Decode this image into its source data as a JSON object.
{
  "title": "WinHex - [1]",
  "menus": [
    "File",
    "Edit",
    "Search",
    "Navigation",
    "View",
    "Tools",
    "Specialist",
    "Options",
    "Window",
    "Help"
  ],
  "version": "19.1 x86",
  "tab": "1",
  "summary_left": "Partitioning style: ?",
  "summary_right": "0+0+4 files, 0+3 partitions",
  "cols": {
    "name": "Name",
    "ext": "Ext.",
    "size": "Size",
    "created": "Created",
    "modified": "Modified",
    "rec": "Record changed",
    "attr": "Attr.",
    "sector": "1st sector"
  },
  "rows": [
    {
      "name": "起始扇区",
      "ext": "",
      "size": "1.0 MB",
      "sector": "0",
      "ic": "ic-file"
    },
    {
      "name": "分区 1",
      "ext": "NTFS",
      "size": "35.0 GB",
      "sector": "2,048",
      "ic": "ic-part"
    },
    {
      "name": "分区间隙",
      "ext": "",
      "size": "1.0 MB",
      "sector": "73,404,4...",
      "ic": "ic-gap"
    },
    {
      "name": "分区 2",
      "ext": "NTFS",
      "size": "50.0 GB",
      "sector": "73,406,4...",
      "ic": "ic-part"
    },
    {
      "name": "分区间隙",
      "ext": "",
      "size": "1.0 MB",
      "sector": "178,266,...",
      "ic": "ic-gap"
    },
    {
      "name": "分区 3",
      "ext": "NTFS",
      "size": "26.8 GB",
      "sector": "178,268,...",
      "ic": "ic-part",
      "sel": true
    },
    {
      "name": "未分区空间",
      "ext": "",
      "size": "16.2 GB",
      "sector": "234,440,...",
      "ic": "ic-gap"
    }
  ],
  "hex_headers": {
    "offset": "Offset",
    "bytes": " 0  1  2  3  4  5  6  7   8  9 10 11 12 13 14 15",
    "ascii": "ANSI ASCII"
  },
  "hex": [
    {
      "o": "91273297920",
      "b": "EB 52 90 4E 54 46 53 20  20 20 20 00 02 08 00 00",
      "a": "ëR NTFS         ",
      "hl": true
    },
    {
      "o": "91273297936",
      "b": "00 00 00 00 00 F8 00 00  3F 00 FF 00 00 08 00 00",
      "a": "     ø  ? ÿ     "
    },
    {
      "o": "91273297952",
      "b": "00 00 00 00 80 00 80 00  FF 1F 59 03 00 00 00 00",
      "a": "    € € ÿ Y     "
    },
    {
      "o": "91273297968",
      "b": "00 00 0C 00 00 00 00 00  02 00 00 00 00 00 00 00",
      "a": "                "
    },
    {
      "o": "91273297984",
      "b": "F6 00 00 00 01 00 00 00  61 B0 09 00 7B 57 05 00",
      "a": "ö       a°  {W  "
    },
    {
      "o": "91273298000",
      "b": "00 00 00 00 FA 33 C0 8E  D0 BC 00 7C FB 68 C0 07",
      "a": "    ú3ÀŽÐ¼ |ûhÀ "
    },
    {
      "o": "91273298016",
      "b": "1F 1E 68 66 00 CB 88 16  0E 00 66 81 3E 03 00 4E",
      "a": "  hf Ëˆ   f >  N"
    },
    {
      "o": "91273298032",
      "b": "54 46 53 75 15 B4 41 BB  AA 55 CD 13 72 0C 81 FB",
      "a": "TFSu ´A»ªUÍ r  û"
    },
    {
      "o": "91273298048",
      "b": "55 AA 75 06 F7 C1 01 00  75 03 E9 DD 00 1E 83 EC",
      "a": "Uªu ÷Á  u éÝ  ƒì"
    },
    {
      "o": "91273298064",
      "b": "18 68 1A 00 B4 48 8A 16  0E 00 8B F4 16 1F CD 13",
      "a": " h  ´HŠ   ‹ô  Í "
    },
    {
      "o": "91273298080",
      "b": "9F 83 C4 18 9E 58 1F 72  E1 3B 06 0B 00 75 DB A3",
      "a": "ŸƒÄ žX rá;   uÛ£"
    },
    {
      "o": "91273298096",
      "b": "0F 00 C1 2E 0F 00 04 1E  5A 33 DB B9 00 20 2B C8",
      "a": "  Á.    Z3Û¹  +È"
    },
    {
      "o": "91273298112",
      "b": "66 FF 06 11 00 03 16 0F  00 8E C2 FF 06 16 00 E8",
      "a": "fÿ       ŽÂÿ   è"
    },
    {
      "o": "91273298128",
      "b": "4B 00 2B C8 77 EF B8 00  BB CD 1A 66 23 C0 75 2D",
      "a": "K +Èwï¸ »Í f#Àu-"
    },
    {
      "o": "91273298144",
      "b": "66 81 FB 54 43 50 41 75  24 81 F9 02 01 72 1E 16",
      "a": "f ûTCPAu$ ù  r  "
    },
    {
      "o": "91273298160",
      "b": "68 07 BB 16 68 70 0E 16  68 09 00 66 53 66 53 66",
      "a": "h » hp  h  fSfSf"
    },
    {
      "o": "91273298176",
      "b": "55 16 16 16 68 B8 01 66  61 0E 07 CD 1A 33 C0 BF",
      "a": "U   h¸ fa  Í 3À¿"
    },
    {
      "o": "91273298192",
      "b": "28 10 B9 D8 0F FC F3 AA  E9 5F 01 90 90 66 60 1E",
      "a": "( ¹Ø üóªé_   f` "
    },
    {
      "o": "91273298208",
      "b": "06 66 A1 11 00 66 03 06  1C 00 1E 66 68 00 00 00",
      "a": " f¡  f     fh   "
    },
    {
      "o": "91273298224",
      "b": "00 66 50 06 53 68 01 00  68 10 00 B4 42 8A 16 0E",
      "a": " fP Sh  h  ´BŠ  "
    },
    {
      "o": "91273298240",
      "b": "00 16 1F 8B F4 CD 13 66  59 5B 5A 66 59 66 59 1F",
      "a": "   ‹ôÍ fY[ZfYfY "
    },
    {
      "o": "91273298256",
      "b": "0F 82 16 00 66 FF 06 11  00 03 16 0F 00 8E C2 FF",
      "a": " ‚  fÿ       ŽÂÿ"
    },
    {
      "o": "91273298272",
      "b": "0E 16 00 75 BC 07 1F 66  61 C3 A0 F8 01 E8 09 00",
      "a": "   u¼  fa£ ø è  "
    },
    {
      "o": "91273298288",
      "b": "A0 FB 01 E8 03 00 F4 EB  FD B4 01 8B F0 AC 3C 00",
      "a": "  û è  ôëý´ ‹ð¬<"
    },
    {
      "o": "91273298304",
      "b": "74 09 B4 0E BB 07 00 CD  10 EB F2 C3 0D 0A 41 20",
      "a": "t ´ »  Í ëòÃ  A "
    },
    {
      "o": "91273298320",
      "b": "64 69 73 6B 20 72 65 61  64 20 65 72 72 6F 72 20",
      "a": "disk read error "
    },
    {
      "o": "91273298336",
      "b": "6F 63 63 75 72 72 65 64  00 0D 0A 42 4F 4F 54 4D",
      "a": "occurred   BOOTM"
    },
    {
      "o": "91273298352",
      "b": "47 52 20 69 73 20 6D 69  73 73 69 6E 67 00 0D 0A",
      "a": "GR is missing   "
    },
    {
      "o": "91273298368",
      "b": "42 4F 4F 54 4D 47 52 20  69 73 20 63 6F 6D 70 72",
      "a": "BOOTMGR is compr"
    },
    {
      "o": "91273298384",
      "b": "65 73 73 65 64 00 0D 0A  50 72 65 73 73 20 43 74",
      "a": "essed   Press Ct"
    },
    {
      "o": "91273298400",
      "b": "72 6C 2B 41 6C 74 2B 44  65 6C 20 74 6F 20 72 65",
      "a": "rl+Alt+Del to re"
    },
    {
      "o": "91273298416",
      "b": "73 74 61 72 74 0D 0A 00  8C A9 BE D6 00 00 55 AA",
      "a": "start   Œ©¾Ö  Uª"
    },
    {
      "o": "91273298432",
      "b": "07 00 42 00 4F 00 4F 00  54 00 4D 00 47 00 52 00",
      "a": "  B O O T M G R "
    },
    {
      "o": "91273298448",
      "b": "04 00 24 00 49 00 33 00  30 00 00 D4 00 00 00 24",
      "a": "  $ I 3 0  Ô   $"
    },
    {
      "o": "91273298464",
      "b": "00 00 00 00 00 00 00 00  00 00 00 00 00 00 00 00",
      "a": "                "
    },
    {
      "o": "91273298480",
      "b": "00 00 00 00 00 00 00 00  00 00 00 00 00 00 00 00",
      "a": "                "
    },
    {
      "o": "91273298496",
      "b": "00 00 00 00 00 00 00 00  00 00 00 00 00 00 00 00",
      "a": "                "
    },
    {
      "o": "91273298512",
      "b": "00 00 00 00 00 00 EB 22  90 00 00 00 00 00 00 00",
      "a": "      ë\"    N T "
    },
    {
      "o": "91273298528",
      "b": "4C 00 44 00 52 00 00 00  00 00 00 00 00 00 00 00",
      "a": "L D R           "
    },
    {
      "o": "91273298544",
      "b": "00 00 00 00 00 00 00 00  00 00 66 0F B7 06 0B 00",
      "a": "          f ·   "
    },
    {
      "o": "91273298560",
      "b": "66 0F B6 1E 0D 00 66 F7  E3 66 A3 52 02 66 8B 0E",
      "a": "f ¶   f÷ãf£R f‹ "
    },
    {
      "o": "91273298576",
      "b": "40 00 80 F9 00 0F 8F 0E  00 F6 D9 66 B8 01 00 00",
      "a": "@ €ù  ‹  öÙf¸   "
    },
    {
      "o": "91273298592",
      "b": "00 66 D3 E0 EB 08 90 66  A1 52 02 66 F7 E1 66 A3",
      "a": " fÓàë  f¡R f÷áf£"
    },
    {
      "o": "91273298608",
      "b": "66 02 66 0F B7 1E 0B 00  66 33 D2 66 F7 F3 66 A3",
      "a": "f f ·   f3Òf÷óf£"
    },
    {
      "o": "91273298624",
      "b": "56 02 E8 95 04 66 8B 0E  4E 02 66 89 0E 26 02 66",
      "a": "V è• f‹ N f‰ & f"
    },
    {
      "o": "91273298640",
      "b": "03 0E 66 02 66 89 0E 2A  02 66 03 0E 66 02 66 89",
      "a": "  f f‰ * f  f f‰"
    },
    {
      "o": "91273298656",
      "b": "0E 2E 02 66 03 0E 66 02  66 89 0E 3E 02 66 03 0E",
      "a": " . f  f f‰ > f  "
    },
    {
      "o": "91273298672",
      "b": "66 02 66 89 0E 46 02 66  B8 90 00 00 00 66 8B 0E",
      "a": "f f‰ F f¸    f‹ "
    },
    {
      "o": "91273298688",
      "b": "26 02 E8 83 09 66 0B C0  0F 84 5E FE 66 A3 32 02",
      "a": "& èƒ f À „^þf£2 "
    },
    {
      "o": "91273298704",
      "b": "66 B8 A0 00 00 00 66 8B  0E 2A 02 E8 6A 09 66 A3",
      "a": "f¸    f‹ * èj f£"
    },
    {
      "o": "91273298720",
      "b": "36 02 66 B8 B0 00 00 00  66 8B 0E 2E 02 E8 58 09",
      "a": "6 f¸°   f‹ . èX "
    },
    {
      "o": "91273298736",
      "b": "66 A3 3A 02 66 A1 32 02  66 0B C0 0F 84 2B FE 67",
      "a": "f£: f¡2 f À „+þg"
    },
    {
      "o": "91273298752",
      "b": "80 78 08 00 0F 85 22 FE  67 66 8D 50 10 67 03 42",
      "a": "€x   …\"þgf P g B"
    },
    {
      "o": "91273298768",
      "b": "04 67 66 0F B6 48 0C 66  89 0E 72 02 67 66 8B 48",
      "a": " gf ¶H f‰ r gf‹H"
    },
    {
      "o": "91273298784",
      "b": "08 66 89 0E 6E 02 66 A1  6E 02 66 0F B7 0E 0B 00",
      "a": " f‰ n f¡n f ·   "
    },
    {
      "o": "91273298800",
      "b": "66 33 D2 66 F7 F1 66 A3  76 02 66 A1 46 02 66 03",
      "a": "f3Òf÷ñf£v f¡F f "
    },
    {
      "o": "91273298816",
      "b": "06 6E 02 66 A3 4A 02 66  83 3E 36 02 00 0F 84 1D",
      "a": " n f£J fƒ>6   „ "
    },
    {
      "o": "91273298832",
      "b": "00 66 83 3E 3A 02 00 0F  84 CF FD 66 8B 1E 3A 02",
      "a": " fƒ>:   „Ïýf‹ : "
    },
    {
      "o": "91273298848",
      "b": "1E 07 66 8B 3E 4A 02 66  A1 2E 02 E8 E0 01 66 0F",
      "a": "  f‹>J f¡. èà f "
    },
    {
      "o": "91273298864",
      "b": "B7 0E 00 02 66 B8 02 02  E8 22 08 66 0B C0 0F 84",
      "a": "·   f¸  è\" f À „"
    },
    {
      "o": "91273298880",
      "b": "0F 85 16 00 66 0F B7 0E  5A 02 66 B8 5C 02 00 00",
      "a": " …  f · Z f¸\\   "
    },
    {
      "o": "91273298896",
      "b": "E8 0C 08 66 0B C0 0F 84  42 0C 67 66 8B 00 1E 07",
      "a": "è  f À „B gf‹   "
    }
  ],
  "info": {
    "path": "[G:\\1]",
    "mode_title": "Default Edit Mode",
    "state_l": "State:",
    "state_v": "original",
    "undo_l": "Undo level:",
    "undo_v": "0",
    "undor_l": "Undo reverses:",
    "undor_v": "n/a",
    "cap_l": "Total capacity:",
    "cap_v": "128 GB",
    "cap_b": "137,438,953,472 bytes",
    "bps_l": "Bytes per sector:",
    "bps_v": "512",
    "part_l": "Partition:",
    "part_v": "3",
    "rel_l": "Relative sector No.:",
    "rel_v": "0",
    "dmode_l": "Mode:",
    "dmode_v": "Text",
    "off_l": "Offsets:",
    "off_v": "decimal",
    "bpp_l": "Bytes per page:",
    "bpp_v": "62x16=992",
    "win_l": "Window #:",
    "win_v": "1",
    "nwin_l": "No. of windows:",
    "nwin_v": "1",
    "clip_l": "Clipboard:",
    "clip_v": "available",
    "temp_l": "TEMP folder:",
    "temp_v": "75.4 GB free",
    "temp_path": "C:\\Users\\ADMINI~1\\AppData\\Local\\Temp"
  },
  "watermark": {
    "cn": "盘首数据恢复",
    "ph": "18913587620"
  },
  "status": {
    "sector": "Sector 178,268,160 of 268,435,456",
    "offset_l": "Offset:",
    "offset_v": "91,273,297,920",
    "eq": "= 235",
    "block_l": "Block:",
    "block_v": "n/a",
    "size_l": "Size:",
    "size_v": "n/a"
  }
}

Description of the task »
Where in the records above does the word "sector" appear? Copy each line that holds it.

Solution below »
    "sector": "1st sector"
      "sector": "0",
      "sector": "2,048",
      "sector": "73,404,4...",
      "sector": "73,406,4...",
      "sector": "178,266,...",
      "sector": "178,268,...",
      "sector": "234,440,...",
    "bps_l": "Bytes per sector:",
    "rel_l": "Relative sector No.:",
    "sector": "Sector 178,268,160 of 268,435,456",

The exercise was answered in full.